:: Task item ::
Identify and copy all lines of the material where the string "Channel" is found.

:: Provided data ::
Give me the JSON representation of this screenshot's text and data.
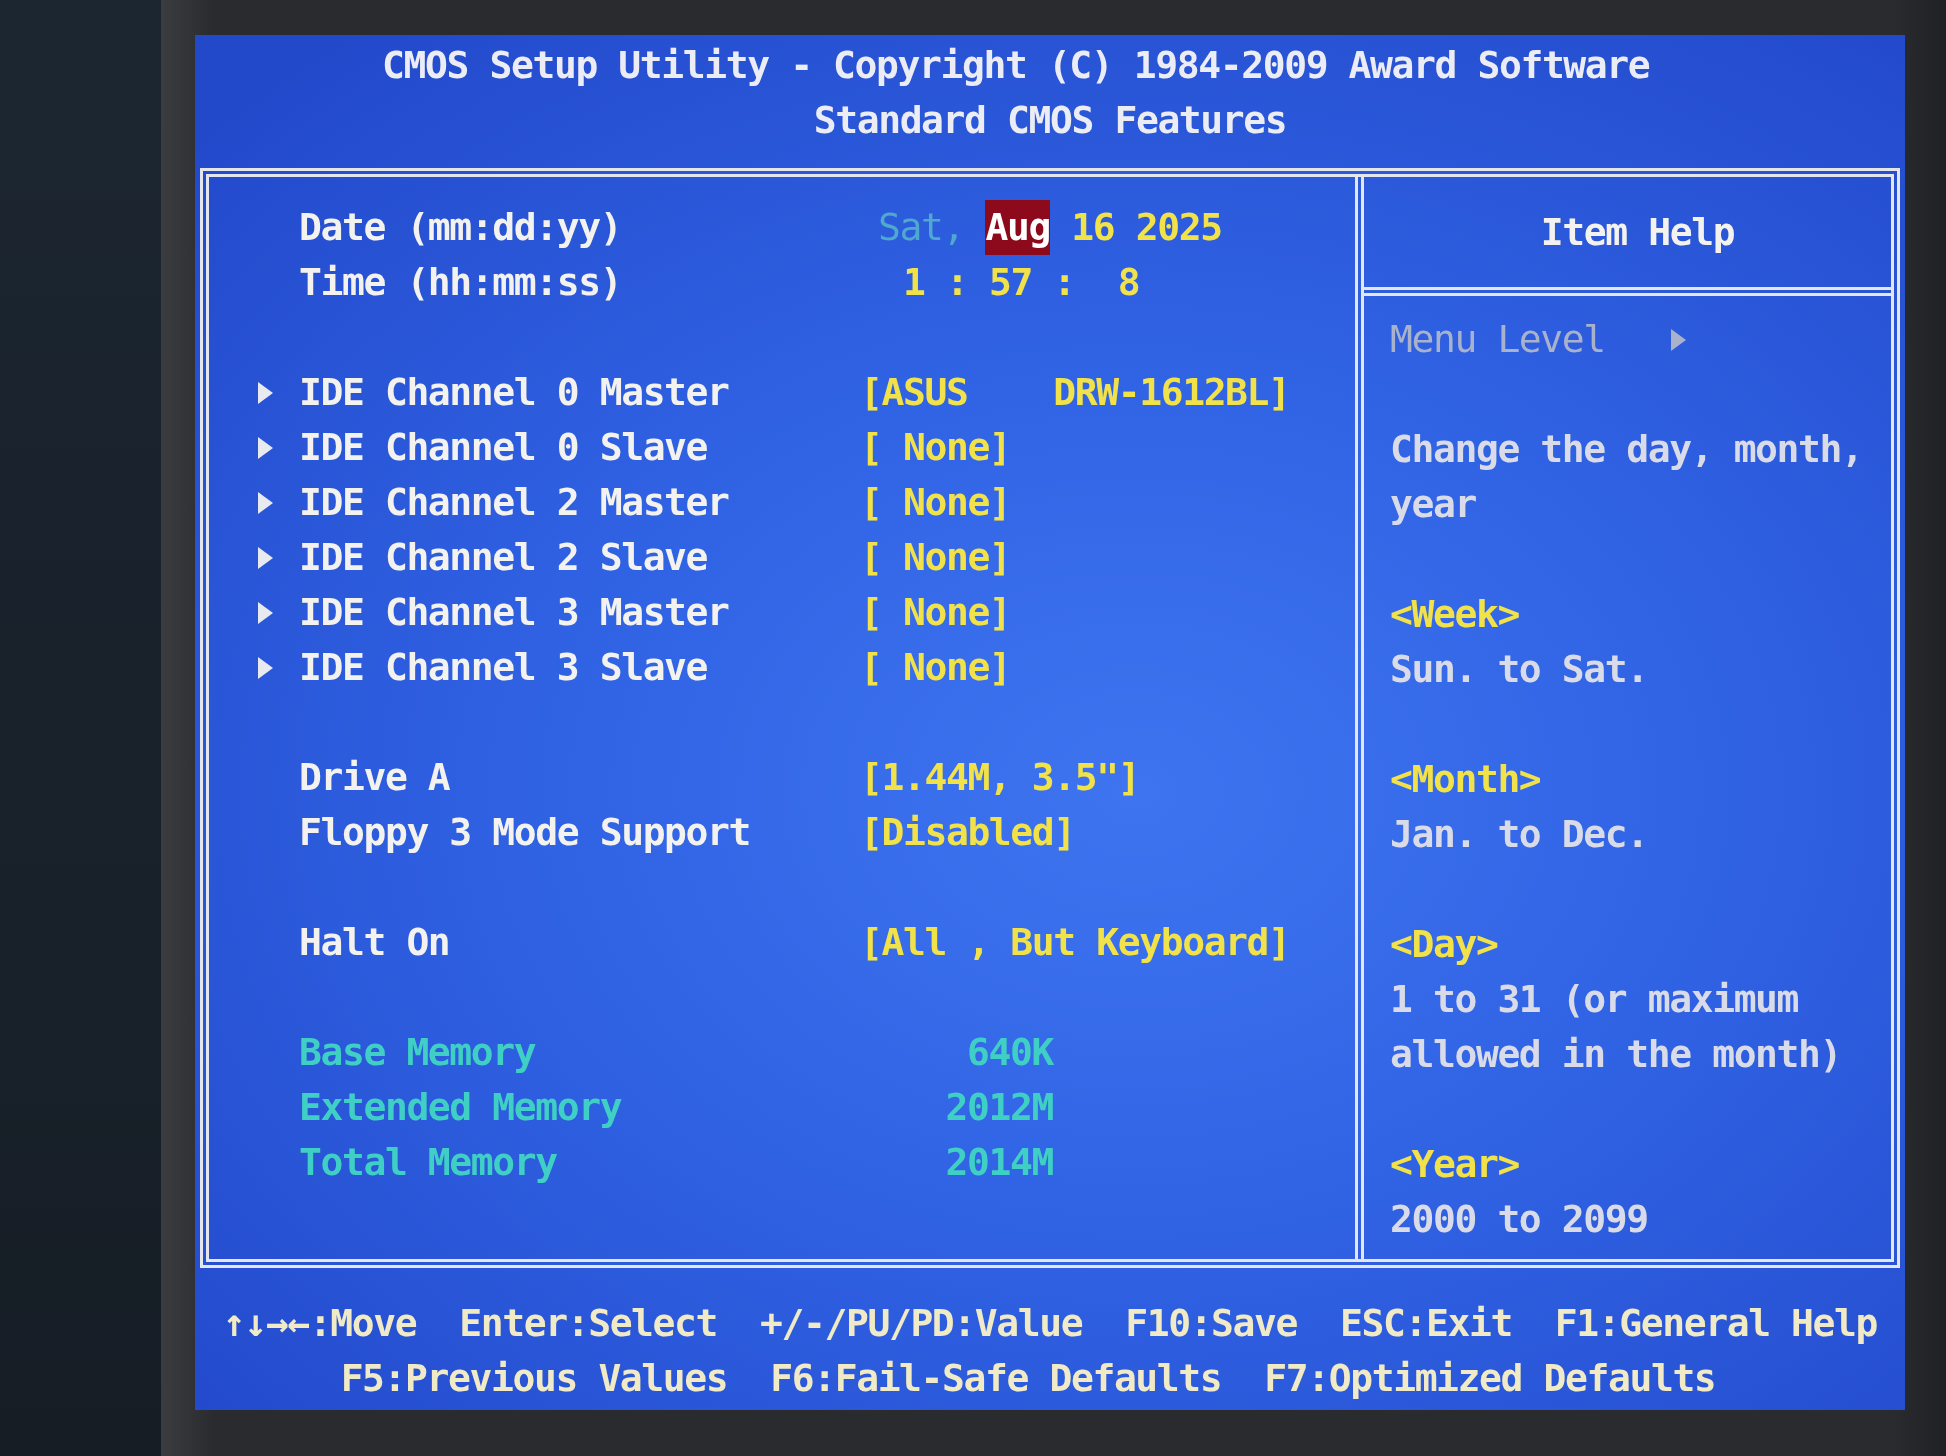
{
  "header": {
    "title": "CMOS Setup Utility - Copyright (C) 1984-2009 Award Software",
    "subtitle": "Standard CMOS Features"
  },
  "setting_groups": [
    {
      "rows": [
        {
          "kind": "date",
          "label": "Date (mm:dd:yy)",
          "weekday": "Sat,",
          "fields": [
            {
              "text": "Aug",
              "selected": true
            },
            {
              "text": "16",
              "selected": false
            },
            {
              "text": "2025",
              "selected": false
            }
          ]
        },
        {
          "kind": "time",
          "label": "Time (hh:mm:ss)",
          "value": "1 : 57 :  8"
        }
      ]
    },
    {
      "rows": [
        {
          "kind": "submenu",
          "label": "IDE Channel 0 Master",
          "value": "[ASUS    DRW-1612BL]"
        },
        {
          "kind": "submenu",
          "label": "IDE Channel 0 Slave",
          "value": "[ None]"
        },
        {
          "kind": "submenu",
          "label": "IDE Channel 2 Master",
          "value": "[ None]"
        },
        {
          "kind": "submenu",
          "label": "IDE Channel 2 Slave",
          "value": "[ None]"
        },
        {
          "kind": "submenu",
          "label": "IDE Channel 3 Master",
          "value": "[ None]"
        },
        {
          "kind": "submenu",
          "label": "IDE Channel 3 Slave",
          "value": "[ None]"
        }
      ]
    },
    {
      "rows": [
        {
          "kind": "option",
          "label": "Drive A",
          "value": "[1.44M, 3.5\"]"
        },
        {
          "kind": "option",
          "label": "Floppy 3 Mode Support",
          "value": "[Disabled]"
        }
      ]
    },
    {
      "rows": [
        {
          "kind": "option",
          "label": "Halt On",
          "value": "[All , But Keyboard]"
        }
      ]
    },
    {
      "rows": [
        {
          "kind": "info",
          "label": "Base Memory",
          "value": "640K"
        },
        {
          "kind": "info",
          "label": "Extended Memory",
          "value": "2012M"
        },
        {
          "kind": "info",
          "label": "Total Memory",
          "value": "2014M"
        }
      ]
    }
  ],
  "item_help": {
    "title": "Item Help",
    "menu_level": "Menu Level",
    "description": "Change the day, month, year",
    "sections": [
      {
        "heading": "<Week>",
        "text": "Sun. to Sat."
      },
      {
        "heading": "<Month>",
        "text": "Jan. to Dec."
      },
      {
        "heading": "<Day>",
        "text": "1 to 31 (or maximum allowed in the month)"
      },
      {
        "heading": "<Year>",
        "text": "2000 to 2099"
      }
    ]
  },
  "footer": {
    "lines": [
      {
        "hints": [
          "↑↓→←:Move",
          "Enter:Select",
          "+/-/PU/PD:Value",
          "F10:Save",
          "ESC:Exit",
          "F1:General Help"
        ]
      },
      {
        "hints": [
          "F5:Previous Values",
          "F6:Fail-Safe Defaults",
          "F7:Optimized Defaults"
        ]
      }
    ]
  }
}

:: Reply to the task ::
          "label": "IDE Channel 0 Master",
          "label": "IDE Channel 0 Slave",
          "label": "IDE Channel 2 Master",
          "label": "IDE Channel 2 Slave",
          "label": "IDE Channel 3 Master",
          "label": "IDE Channel 3 Slave",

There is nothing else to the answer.